Oh, and Peterborough got a goal. I don’t recall how, but it seemed to be the fault of the Barnet keeper, upon whom scorn was heaped from all over the pitch, and I got the impression they had perhaps seen this before from him. And really, if you are annoying your teammates as a reserve keeper on a (then) League Two side in front of 393 people in a meaningless Tuesday night match … might be time to consider which other skills you have to offer the world.

I did rather enjoy the whole smallness of it. Total number of people in the two ends? Four, two of them employed. Ball kicked into the parking lot? Somebody go and get it. Somebody trying to start a song? That’s kind of funny, actually. Rain coming in under the roof? Let’s all back up a few rows.

I wanted all this to be charming, old-fashioned, sweet, homey … but there was no escaping that I was tired, hungry, cold, wet and bored. And I had Indian take-away back in the room. So when the halftime whistle blew, I did as well. I got a hot chocolate from the somehow overworked teenagers in the concession stand, assured the guy at the gate that I really was going home (as opposed to maybe wanting back in), then headed back around the stadium, saw the ticket girls sharing a sandwich, looked in on perhaps two dozen people in the club bar, and then headed back down the ramp, in the rain, to my room. I knocked back the curry, decided not to even count this as a game that I had been to, and went to bed.

It was the next morning, by the way, that I turned on my iPhone, took a deep breath, and found out America had elected Donald Trump as president. Fuck this whole evening.

The rather amazing BAPS Shri Swaminarayan Mandir.

The rather amazing BAPS Shri Swaminarayan Mandir.

After uncurling myself from the fetal position, I went to check out the local tourist site (an amazing Hindu temple in the middle of a nothing neighborhood). While I was there, my phone chirped to tell me that I had a review from AirBnB – which, in turn, told me that I had violated a no-food-in-the-room policy and not been spoken well of. I also thought to check on the game and found out Peterborough scored in the 88th to win it, 2-1. Not that anyone cared, really. Maybe the parents. And while reading all that I went right past the temple, which took me a while to figure out, and I had to stand – again, in the rain – at a bus stop for 20 minutes to get back. And they closed for prayers right after I got there.
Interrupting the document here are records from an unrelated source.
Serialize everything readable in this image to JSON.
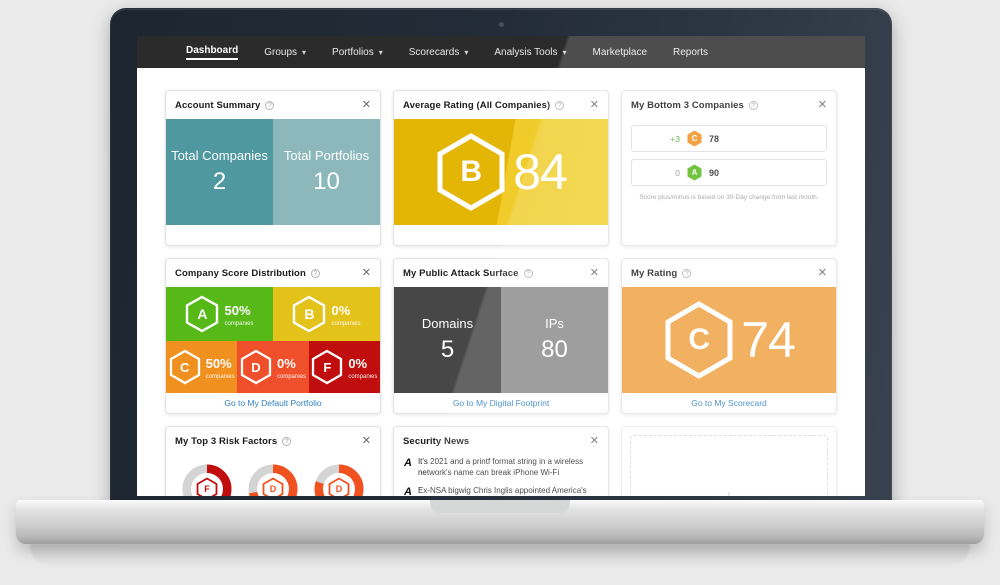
{
  "nav": {
    "items": [
      {
        "label": "Dashboard",
        "caret": false,
        "active": true
      },
      {
        "label": "Groups",
        "caret": true,
        "active": false
      },
      {
        "label": "Portfolios",
        "caret": true,
        "active": false
      },
      {
        "label": "Scorecards",
        "caret": true,
        "active": false
      },
      {
        "label": "Analysis Tools",
        "caret": true,
        "active": false
      },
      {
        "label": "Marketplace",
        "caret": false,
        "active": false
      },
      {
        "label": "Reports",
        "caret": false,
        "active": false
      }
    ],
    "caret_glyph": "▾"
  },
  "icons": {
    "help": "?",
    "close": "✕",
    "plus": "+",
    "news_logo": "A"
  },
  "cards": {
    "account_summary": {
      "title": "Account Summary",
      "tiles": [
        {
          "label": "Total Companies",
          "value": "2",
          "color": "#4f98a0"
        },
        {
          "label": "Total Portfolios",
          "value": "10",
          "color": "#8cb8bb"
        }
      ]
    },
    "average_rating": {
      "title": "Average Rating (All Companies)",
      "grade": "B",
      "score": "84",
      "color": "#e3b505"
    },
    "bottom3": {
      "title": "My Bottom 3 Companies",
      "rows": [
        {
          "delta": "+3",
          "grade": "C",
          "score": "78",
          "color": "#f0901e",
          "delta_kind": "up"
        },
        {
          "delta": "0",
          "grade": "A",
          "score": "90",
          "color": "#56b918",
          "delta_kind": "zero"
        }
      ],
      "note": "Score plus/minus is based on 30-Day change from last month."
    },
    "score_distribution": {
      "title": "Company Score Distribution",
      "unit": "companies",
      "cells": [
        {
          "grade": "A",
          "percent": "50%",
          "color": "#56b918"
        },
        {
          "grade": "B",
          "percent": "0%",
          "color": "#e3c21a"
        },
        {
          "grade": "C",
          "percent": "50%",
          "color": "#f0901e"
        },
        {
          "grade": "D",
          "percent": "0%",
          "color": "#f04f2b"
        },
        {
          "grade": "F",
          "percent": "0%",
          "color": "#c00d0d"
        }
      ],
      "link": "Go to My Default Portfolio"
    },
    "attack_surface": {
      "title": "My Public Attack Surface",
      "tiles": [
        {
          "label": "Domains",
          "value": "5",
          "color": "#474747"
        },
        {
          "label": "IPs",
          "value": "80",
          "color": "#8c8c8c"
        }
      ],
      "link": "Go to My Digital Footprint"
    },
    "my_rating": {
      "title": "My Rating",
      "grade": "C",
      "score": "74",
      "color": "#efa143",
      "link": "Go to My Scorecard"
    },
    "risk_factors": {
      "title": "My Top 3 Risk Factors",
      "gauges": [
        {
          "grade": "F",
          "percent": 62,
          "color": "#c00d0d",
          "track": "#d4d4d4"
        },
        {
          "grade": "D",
          "percent": 72,
          "color": "#f0511f",
          "track": "#d4d4d4"
        },
        {
          "grade": "D",
          "percent": 80,
          "color": "#f0511f",
          "track": "#d4d4d4"
        }
      ]
    },
    "security_news": {
      "title": "Security News",
      "items": [
        "It's 2021 and a printf format string in a wireless network's name can break iPhone Wi-Fi",
        "Ex-NSA bigwig Chris Inglis appointed America's national cyber director by Senate"
      ]
    },
    "add_widget": {
      "title": ""
    }
  }
}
So, you know, sometimes this soccer touring thing is grand and glorious. Sometimes it’s big-time stadiums like Arsenal or charming locals like Boreham Wood. And sometimes there are complete wastes like my run to Barnet. Nothing against the club, but next time Ill make sure they are playing a real game at a reasonable hour when I can get back home afterwards. And maybe next time they’ll have badges.

Buy The Groundhopper’s Guide to Soccer in England

Are You Looking to Attend a Premier League Game?

Check out my Consulting and Ticket Services

and

Subscribe to my “Yankee Groundhopper” newsletter